[Source records]
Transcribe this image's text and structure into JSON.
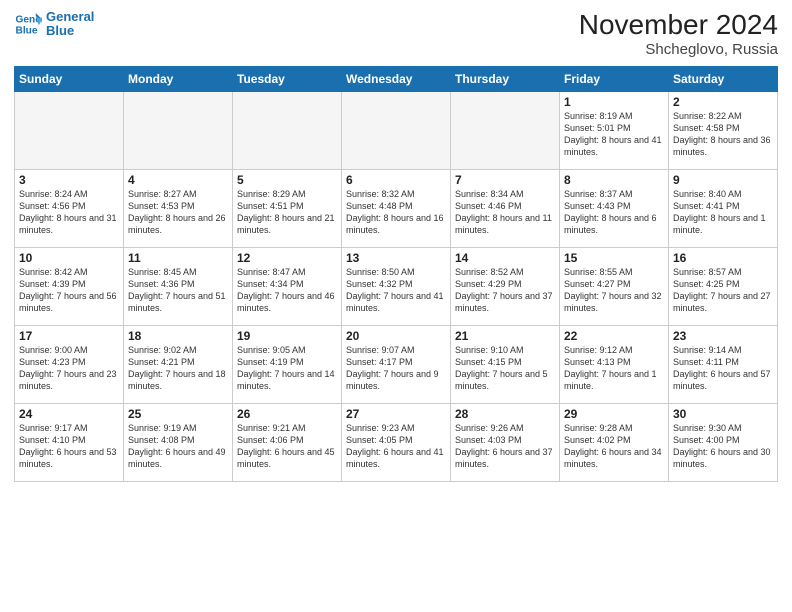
{
  "logo": {
    "line1": "General",
    "line2": "Blue"
  },
  "title": "November 2024",
  "location": "Shcheglovo, Russia",
  "days_header": [
    "Sunday",
    "Monday",
    "Tuesday",
    "Wednesday",
    "Thursday",
    "Friday",
    "Saturday"
  ],
  "weeks": [
    [
      {
        "day": "",
        "info": ""
      },
      {
        "day": "",
        "info": ""
      },
      {
        "day": "",
        "info": ""
      },
      {
        "day": "",
        "info": ""
      },
      {
        "day": "",
        "info": ""
      },
      {
        "day": "1",
        "info": "Sunrise: 8:19 AM\nSunset: 5:01 PM\nDaylight: 8 hours and 41 minutes."
      },
      {
        "day": "2",
        "info": "Sunrise: 8:22 AM\nSunset: 4:58 PM\nDaylight: 8 hours and 36 minutes."
      }
    ],
    [
      {
        "day": "3",
        "info": "Sunrise: 8:24 AM\nSunset: 4:56 PM\nDaylight: 8 hours and 31 minutes."
      },
      {
        "day": "4",
        "info": "Sunrise: 8:27 AM\nSunset: 4:53 PM\nDaylight: 8 hours and 26 minutes."
      },
      {
        "day": "5",
        "info": "Sunrise: 8:29 AM\nSunset: 4:51 PM\nDaylight: 8 hours and 21 minutes."
      },
      {
        "day": "6",
        "info": "Sunrise: 8:32 AM\nSunset: 4:48 PM\nDaylight: 8 hours and 16 minutes."
      },
      {
        "day": "7",
        "info": "Sunrise: 8:34 AM\nSunset: 4:46 PM\nDaylight: 8 hours and 11 minutes."
      },
      {
        "day": "8",
        "info": "Sunrise: 8:37 AM\nSunset: 4:43 PM\nDaylight: 8 hours and 6 minutes."
      },
      {
        "day": "9",
        "info": "Sunrise: 8:40 AM\nSunset: 4:41 PM\nDaylight: 8 hours and 1 minute."
      }
    ],
    [
      {
        "day": "10",
        "info": "Sunrise: 8:42 AM\nSunset: 4:39 PM\nDaylight: 7 hours and 56 minutes."
      },
      {
        "day": "11",
        "info": "Sunrise: 8:45 AM\nSunset: 4:36 PM\nDaylight: 7 hours and 51 minutes."
      },
      {
        "day": "12",
        "info": "Sunrise: 8:47 AM\nSunset: 4:34 PM\nDaylight: 7 hours and 46 minutes."
      },
      {
        "day": "13",
        "info": "Sunrise: 8:50 AM\nSunset: 4:32 PM\nDaylight: 7 hours and 41 minutes."
      },
      {
        "day": "14",
        "info": "Sunrise: 8:52 AM\nSunset: 4:29 PM\nDaylight: 7 hours and 37 minutes."
      },
      {
        "day": "15",
        "info": "Sunrise: 8:55 AM\nSunset: 4:27 PM\nDaylight: 7 hours and 32 minutes."
      },
      {
        "day": "16",
        "info": "Sunrise: 8:57 AM\nSunset: 4:25 PM\nDaylight: 7 hours and 27 minutes."
      }
    ],
    [
      {
        "day": "17",
        "info": "Sunrise: 9:00 AM\nSunset: 4:23 PM\nDaylight: 7 hours and 23 minutes."
      },
      {
        "day": "18",
        "info": "Sunrise: 9:02 AM\nSunset: 4:21 PM\nDaylight: 7 hours and 18 minutes."
      },
      {
        "day": "19",
        "info": "Sunrise: 9:05 AM\nSunset: 4:19 PM\nDaylight: 7 hours and 14 minutes."
      },
      {
        "day": "20",
        "info": "Sunrise: 9:07 AM\nSunset: 4:17 PM\nDaylight: 7 hours and 9 minutes."
      },
      {
        "day": "21",
        "info": "Sunrise: 9:10 AM\nSunset: 4:15 PM\nDaylight: 7 hours and 5 minutes."
      },
      {
        "day": "22",
        "info": "Sunrise: 9:12 AM\nSunset: 4:13 PM\nDaylight: 7 hours and 1 minute."
      },
      {
        "day": "23",
        "info": "Sunrise: 9:14 AM\nSunset: 4:11 PM\nDaylight: 6 hours and 57 minutes."
      }
    ],
    [
      {
        "day": "24",
        "info": "Sunrise: 9:17 AM\nSunset: 4:10 PM\nDaylight: 6 hours and 53 minutes."
      },
      {
        "day": "25",
        "info": "Sunrise: 9:19 AM\nSunset: 4:08 PM\nDaylight: 6 hours and 49 minutes."
      },
      {
        "day": "26",
        "info": "Sunrise: 9:21 AM\nSunset: 4:06 PM\nDaylight: 6 hours and 45 minutes."
      },
      {
        "day": "27",
        "info": "Sunrise: 9:23 AM\nSunset: 4:05 PM\nDaylight: 6 hours and 41 minutes."
      },
      {
        "day": "28",
        "info": "Sunrise: 9:26 AM\nSunset: 4:03 PM\nDaylight: 6 hours and 37 minutes."
      },
      {
        "day": "29",
        "info": "Sunrise: 9:28 AM\nSunset: 4:02 PM\nDaylight: 6 hours and 34 minutes."
      },
      {
        "day": "30",
        "info": "Sunrise: 9:30 AM\nSunset: 4:00 PM\nDaylight: 6 hours and 30 minutes."
      }
    ]
  ]
}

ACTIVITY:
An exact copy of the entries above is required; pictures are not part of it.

TASK RESULT:
Transcribe this image's text and structure into JSON.
{
  "logo": {
    "line1": "General",
    "line2": "Blue"
  },
  "title": "November 2024",
  "location": "Shcheglovo, Russia",
  "days_header": [
    "Sunday",
    "Monday",
    "Tuesday",
    "Wednesday",
    "Thursday",
    "Friday",
    "Saturday"
  ],
  "weeks": [
    [
      {
        "day": "",
        "info": ""
      },
      {
        "day": "",
        "info": ""
      },
      {
        "day": "",
        "info": ""
      },
      {
        "day": "",
        "info": ""
      },
      {
        "day": "",
        "info": ""
      },
      {
        "day": "1",
        "info": "Sunrise: 8:19 AM\nSunset: 5:01 PM\nDaylight: 8 hours and 41 minutes."
      },
      {
        "day": "2",
        "info": "Sunrise: 8:22 AM\nSunset: 4:58 PM\nDaylight: 8 hours and 36 minutes."
      }
    ],
    [
      {
        "day": "3",
        "info": "Sunrise: 8:24 AM\nSunset: 4:56 PM\nDaylight: 8 hours and 31 minutes."
      },
      {
        "day": "4",
        "info": "Sunrise: 8:27 AM\nSunset: 4:53 PM\nDaylight: 8 hours and 26 minutes."
      },
      {
        "day": "5",
        "info": "Sunrise: 8:29 AM\nSunset: 4:51 PM\nDaylight: 8 hours and 21 minutes."
      },
      {
        "day": "6",
        "info": "Sunrise: 8:32 AM\nSunset: 4:48 PM\nDaylight: 8 hours and 16 minutes."
      },
      {
        "day": "7",
        "info": "Sunrise: 8:34 AM\nSunset: 4:46 PM\nDaylight: 8 hours and 11 minutes."
      },
      {
        "day": "8",
        "info": "Sunrise: 8:37 AM\nSunset: 4:43 PM\nDaylight: 8 hours and 6 minutes."
      },
      {
        "day": "9",
        "info": "Sunrise: 8:40 AM\nSunset: 4:41 PM\nDaylight: 8 hours and 1 minute."
      }
    ],
    [
      {
        "day": "10",
        "info": "Sunrise: 8:42 AM\nSunset: 4:39 PM\nDaylight: 7 hours and 56 minutes."
      },
      {
        "day": "11",
        "info": "Sunrise: 8:45 AM\nSunset: 4:36 PM\nDaylight: 7 hours and 51 minutes."
      },
      {
        "day": "12",
        "info": "Sunrise: 8:47 AM\nSunset: 4:34 PM\nDaylight: 7 hours and 46 minutes."
      },
      {
        "day": "13",
        "info": "Sunrise: 8:50 AM\nSunset: 4:32 PM\nDaylight: 7 hours and 41 minutes."
      },
      {
        "day": "14",
        "info": "Sunrise: 8:52 AM\nSunset: 4:29 PM\nDaylight: 7 hours and 37 minutes."
      },
      {
        "day": "15",
        "info": "Sunrise: 8:55 AM\nSunset: 4:27 PM\nDaylight: 7 hours and 32 minutes."
      },
      {
        "day": "16",
        "info": "Sunrise: 8:57 AM\nSunset: 4:25 PM\nDaylight: 7 hours and 27 minutes."
      }
    ],
    [
      {
        "day": "17",
        "info": "Sunrise: 9:00 AM\nSunset: 4:23 PM\nDaylight: 7 hours and 23 minutes."
      },
      {
        "day": "18",
        "info": "Sunrise: 9:02 AM\nSunset: 4:21 PM\nDaylight: 7 hours and 18 minutes."
      },
      {
        "day": "19",
        "info": "Sunrise: 9:05 AM\nSunset: 4:19 PM\nDaylight: 7 hours and 14 minutes."
      },
      {
        "day": "20",
        "info": "Sunrise: 9:07 AM\nSunset: 4:17 PM\nDaylight: 7 hours and 9 minutes."
      },
      {
        "day": "21",
        "info": "Sunrise: 9:10 AM\nSunset: 4:15 PM\nDaylight: 7 hours and 5 minutes."
      },
      {
        "day": "22",
        "info": "Sunrise: 9:12 AM\nSunset: 4:13 PM\nDaylight: 7 hours and 1 minute."
      },
      {
        "day": "23",
        "info": "Sunrise: 9:14 AM\nSunset: 4:11 PM\nDaylight: 6 hours and 57 minutes."
      }
    ],
    [
      {
        "day": "24",
        "info": "Sunrise: 9:17 AM\nSunset: 4:10 PM\nDaylight: 6 hours and 53 minutes."
      },
      {
        "day": "25",
        "info": "Sunrise: 9:19 AM\nSunset: 4:08 PM\nDaylight: 6 hours and 49 minutes."
      },
      {
        "day": "26",
        "info": "Sunrise: 9:21 AM\nSunset: 4:06 PM\nDaylight: 6 hours and 45 minutes."
      },
      {
        "day": "27",
        "info": "Sunrise: 9:23 AM\nSunset: 4:05 PM\nDaylight: 6 hours and 41 minutes."
      },
      {
        "day": "28",
        "info": "Sunrise: 9:26 AM\nSunset: 4:03 PM\nDaylight: 6 hours and 37 minutes."
      },
      {
        "day": "29",
        "info": "Sunrise: 9:28 AM\nSunset: 4:02 PM\nDaylight: 6 hours and 34 minutes."
      },
      {
        "day": "30",
        "info": "Sunrise: 9:30 AM\nSunset: 4:00 PM\nDaylight: 6 hours and 30 minutes."
      }
    ]
  ]
}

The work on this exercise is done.